— Records for the exercise —
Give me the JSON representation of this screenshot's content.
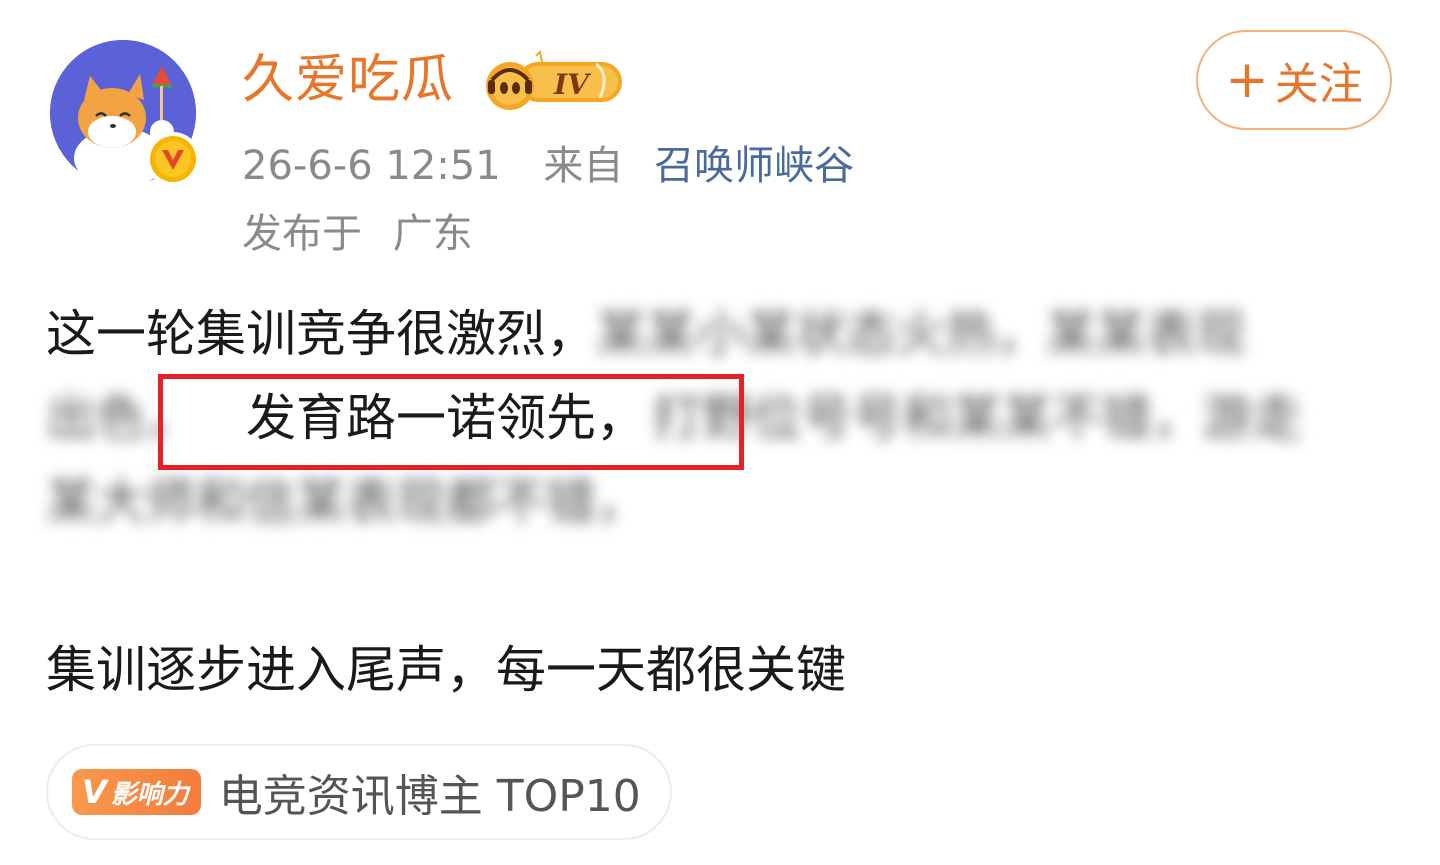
{
  "header": {
    "username": "久爱吃瓜",
    "level_badge": "IV",
    "time": "26-6-6 12:51",
    "source_prefix": "来自",
    "source": "召唤师峡谷",
    "location_prefix": "发布于",
    "location": "广东",
    "follow_plus": "+",
    "follow_label": "关注"
  },
  "post": {
    "line1_visible": "这一轮集训竞争很激烈，",
    "line1_blurred": "某某小某状态火热，某某表现",
    "line2_blurred_start": "出色，",
    "line2_highlight": "发育路一诺领先，",
    "line2_blurred_end": "打野位号号和某某不错，游走",
    "line3_blurred": "某大师和信某表现都不错，",
    "line4": "集训逐步进入尾声，每一天都很关键"
  },
  "influence": {
    "badge_v": "V",
    "badge_label": "影响力",
    "text": "电竞资讯博主 TOP10"
  },
  "colors": {
    "username": "#e8762a",
    "source_link": "#4a6a9c",
    "highlight_border": "#e8202a",
    "avatar_bg": "#5b62d8",
    "badge_orange": "#f47b3c"
  },
  "icons": {
    "avatar": "shiba-dog-avatar",
    "verified": "orange-v-verified-icon",
    "level": "music-level-badge-icon"
  }
}
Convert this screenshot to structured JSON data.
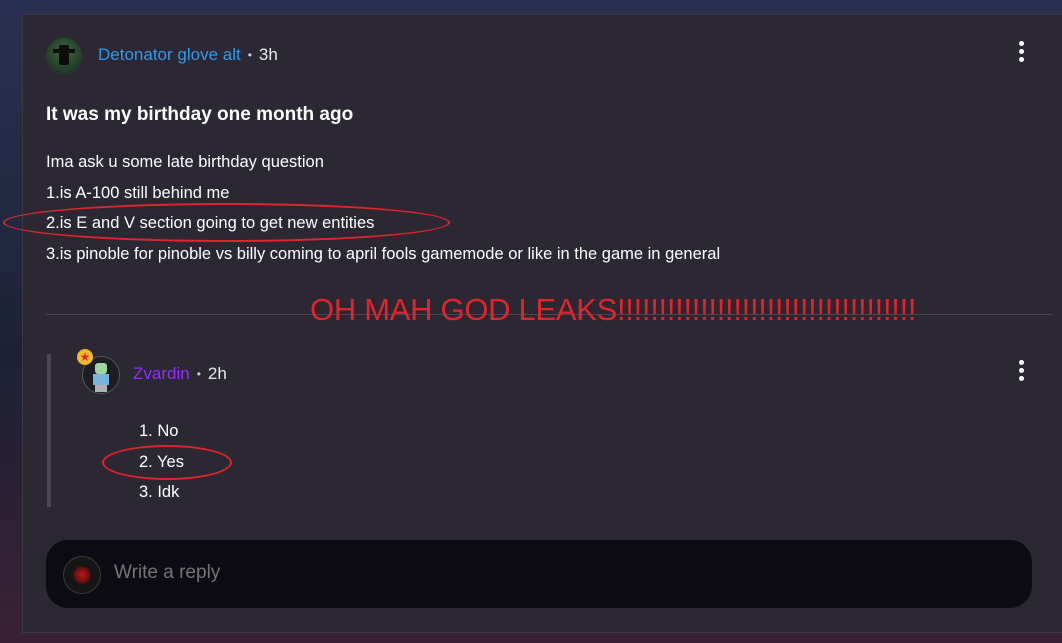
{
  "post": {
    "author": "Detonator glove alt",
    "separator": "•",
    "time": "3h",
    "title": "It was my birthday one month ago",
    "body": [
      "Ima ask u some late birthday question",
      "1.is A-100 still behind me",
      "2.is E and V section going to get new entities",
      "3.is pinoble for pinoble vs billy coming to april fools gamemode or like in the game in general"
    ]
  },
  "reply": {
    "author": "Zvardin",
    "separator": "•",
    "time": "2h",
    "badge_icon": "★",
    "items": [
      "1. No",
      "2. Yes",
      "3. Idk"
    ]
  },
  "reply_box": {
    "placeholder": "Write a reply"
  },
  "annotation": {
    "text": "OH MAH GOD LEAKS!!!!!!!!!!!!!!!!!!!!!!!!!!!!!!!!!!!!",
    "color": "#e1262b"
  },
  "colors": {
    "author_post": "#2d9bf0",
    "author_reply": "#9a2cff",
    "panel": "#2b2733",
    "reply_box": "#0c0a13"
  }
}
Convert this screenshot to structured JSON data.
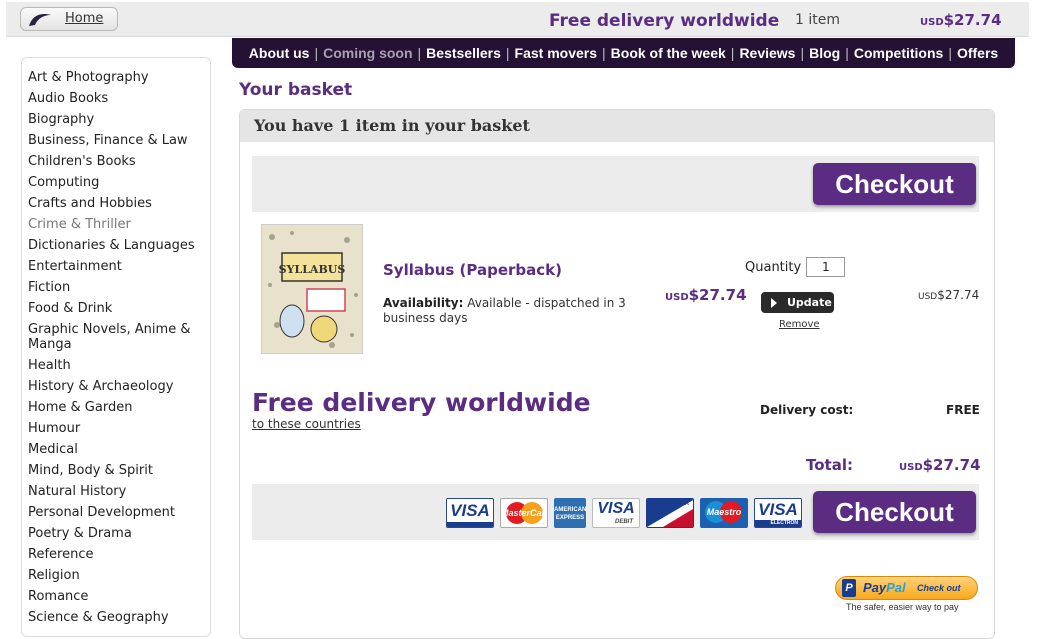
{
  "topbar": {
    "home_label": "Home",
    "free_delivery": "Free delivery worldwide",
    "item_count": "1 item",
    "currency": "USD",
    "total": "$27.74"
  },
  "nav": {
    "items": [
      "About us",
      "Coming soon",
      "Bestsellers",
      "Fast movers",
      "Book of the week",
      "Reviews",
      "Blog",
      "Competitions",
      "Offers"
    ],
    "separator": "|"
  },
  "sidebar": {
    "items": [
      "Art & Photography",
      "Audio Books",
      "Biography",
      "Business, Finance & Law",
      "Children's Books",
      "Computing",
      "Crafts and Hobbies",
      "Crime & Thriller",
      "Dictionaries & Languages",
      "Entertainment",
      "Fiction",
      "Food & Drink",
      "Graphic Novels, Anime & Manga",
      "Health",
      "History & Archaeology",
      "Home & Garden",
      "Humour",
      "Medical",
      "Mind, Body & Spirit",
      "Natural History",
      "Personal Development",
      "Poetry & Drama",
      "Reference",
      "Religion",
      "Romance",
      "Science & Geography"
    ]
  },
  "basket": {
    "title": "Your basket",
    "header": "You have 1 item in your basket",
    "checkout_label": "Checkout",
    "product": {
      "cover_text": "SYLLABUS",
      "title": "Syllabus (Paperback)",
      "availability_label": "Availability:",
      "availability_text": "Available - dispatched in 3 business days",
      "quantity_label": "Quantity",
      "quantity_value": "1",
      "currency": "USD",
      "price": "$27.74",
      "update_label": "Update",
      "remove_label": "Remove",
      "line_total": "$27.74"
    },
    "free_delivery": "Free delivery worldwide",
    "countries_link": "to these countries",
    "delivery_cost_label": "Delivery cost:",
    "delivery_cost_value": "FREE",
    "total_label": "Total:",
    "total_currency": "USD",
    "total_value": "$27.74",
    "cards": {
      "visa": "VISA",
      "mastercard": "MasterCard",
      "amex": "AMERICAN EXPRESS",
      "visa_debit": "VISA",
      "visa_debit_sub": "DEBIT",
      "delta": "DELTA",
      "maestro": "Maestro",
      "visa_electron": "VISA",
      "visa_electron_sub": "ELECTRON"
    },
    "paypal": {
      "pay": "Pay",
      "pal": "Pal",
      "checkout": "Check out",
      "caption": "The safer, easier way to pay"
    }
  }
}
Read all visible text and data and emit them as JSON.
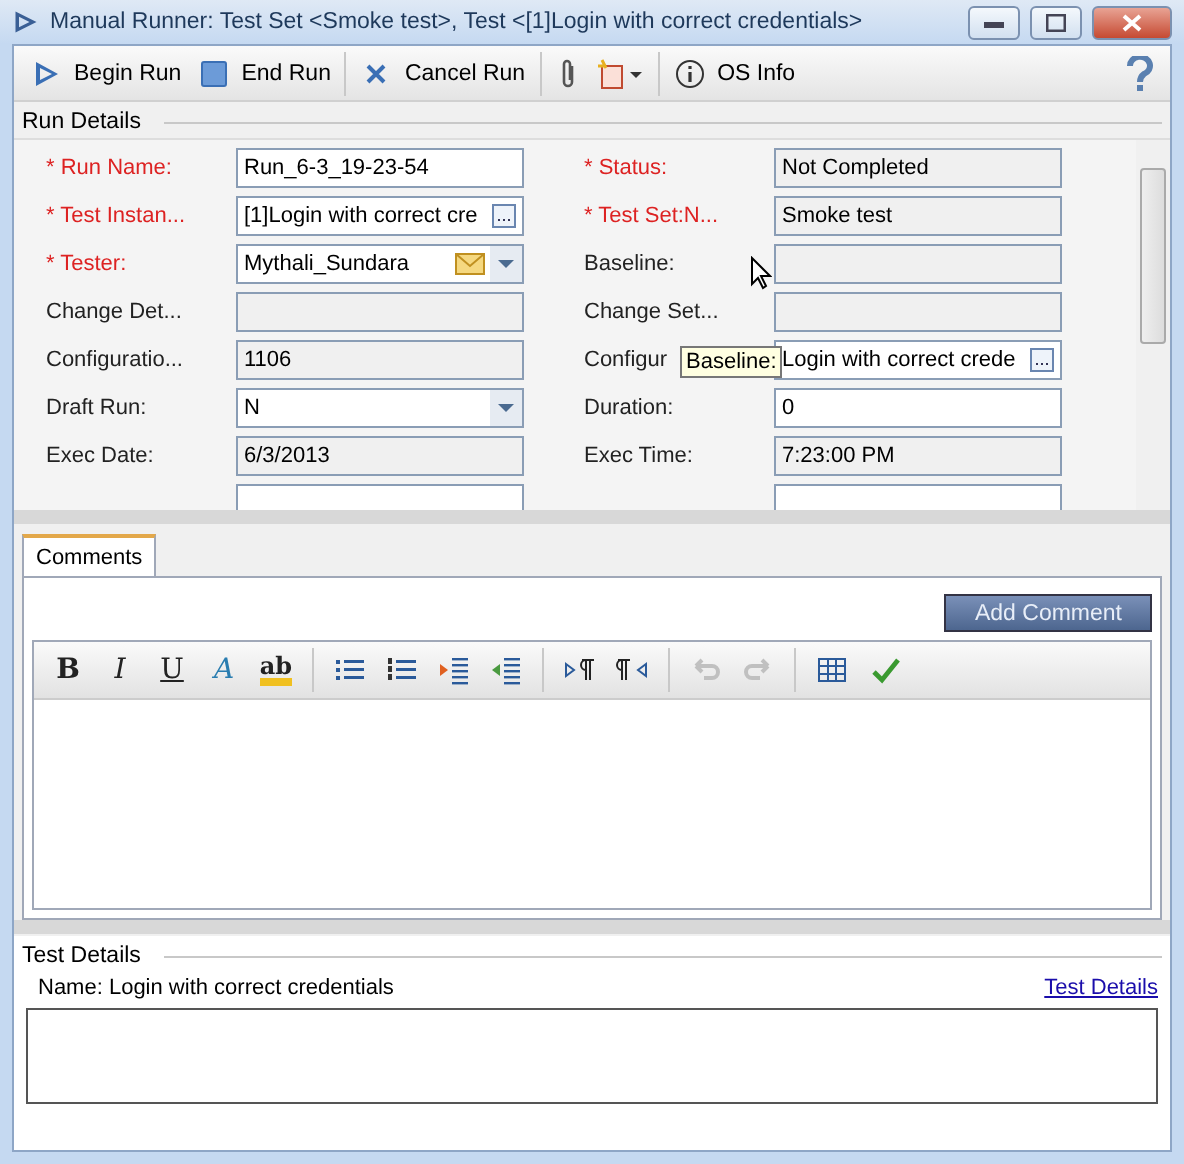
{
  "window": {
    "title": "Manual Runner: Test Set <Smoke test>, Test <[1]Login with correct credentials>"
  },
  "toolbar": [
    {
      "kind": "begin",
      "label": "Begin Run"
    },
    {
      "kind": "end",
      "label": "End Run"
    },
    {
      "kind": "cancel",
      "label": "Cancel Run"
    },
    {
      "kind": "attach"
    },
    {
      "kind": "new"
    },
    {
      "kind": "info",
      "label": "OS Info"
    },
    {
      "kind": "help"
    }
  ],
  "run_details": {
    "title": "Run Details",
    "left": [
      {
        "label": "* Run Name:",
        "required": true,
        "kind": "text",
        "value": "Run_6-3_19-23-54"
      },
      {
        "label": "* Test Instan...",
        "required": true,
        "kind": "lookup",
        "value": "[1]Login with correct cre"
      },
      {
        "label": "* Tester:",
        "required": true,
        "kind": "user",
        "value": "Mythali_Sundara"
      },
      {
        "label": "Change Det...",
        "required": false,
        "kind": "readonly"
      },
      {
        "label": "Configuratio...",
        "required": false,
        "kind": "readonly",
        "value": "1106"
      },
      {
        "label": "Draft Run:",
        "required": false,
        "kind": "combo",
        "value": "N"
      },
      {
        "label": "Exec Date:",
        "required": false,
        "kind": "readonly",
        "value": "6/3/2013"
      },
      {
        "kind": "partial"
      }
    ],
    "right": [
      {
        "label": "* Status:",
        "required": true,
        "kind": "readonly",
        "value": "Not Completed"
      },
      {
        "label": "* Test Set:N...",
        "required": true,
        "kind": "readonly",
        "value": "Smoke test"
      },
      {
        "label": "Baseline:",
        "required": false,
        "kind": "readonly"
      },
      {
        "label": "Change Set...",
        "required": false,
        "kind": "readonly"
      },
      {
        "label": "Configur",
        "required": false,
        "kind": "lookup",
        "value": "Login with correct crede"
      },
      {
        "label": "Duration:",
        "required": false,
        "kind": "text",
        "value": "0"
      },
      {
        "label": "Exec Time:",
        "required": false,
        "kind": "readonly",
        "value": "7:23:00 PM"
      },
      {
        "kind": "partial"
      }
    ],
    "tooltip": "Baseline:"
  },
  "comments": {
    "tabs": [
      {
        "label": "Comments",
        "selected": true
      }
    ],
    "add_button": "Add Comment",
    "editor_tools": [
      {
        "kind": "bold",
        "text": "B"
      },
      {
        "kind": "italic",
        "text": "I"
      },
      {
        "kind": "underline",
        "text": "U"
      },
      {
        "kind": "color",
        "text": "A"
      },
      {
        "kind": "highlight",
        "text": "ab"
      },
      {
        "kind": "sep"
      },
      {
        "kind": "bullets"
      },
      {
        "kind": "numbers"
      },
      {
        "kind": "indent"
      },
      {
        "kind": "outdent"
      },
      {
        "kind": "sep"
      },
      {
        "kind": "ltr"
      },
      {
        "kind": "rtl"
      },
      {
        "kind": "sep"
      },
      {
        "kind": "undo",
        "disabled": true
      },
      {
        "kind": "redo",
        "disabled": true
      },
      {
        "kind": "sep"
      },
      {
        "kind": "table"
      },
      {
        "kind": "spell"
      }
    ]
  },
  "test_details": {
    "title": "Test Details",
    "name": "Name: Login with correct credentials",
    "link": "Test Details"
  }
}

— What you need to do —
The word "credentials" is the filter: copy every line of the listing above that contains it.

— Exercise answer —
    "title": "Manual Runner: Test Set <Smoke test>, Test <[1]Login with correct credentials>"
    "name": "Name: Login with correct credentials",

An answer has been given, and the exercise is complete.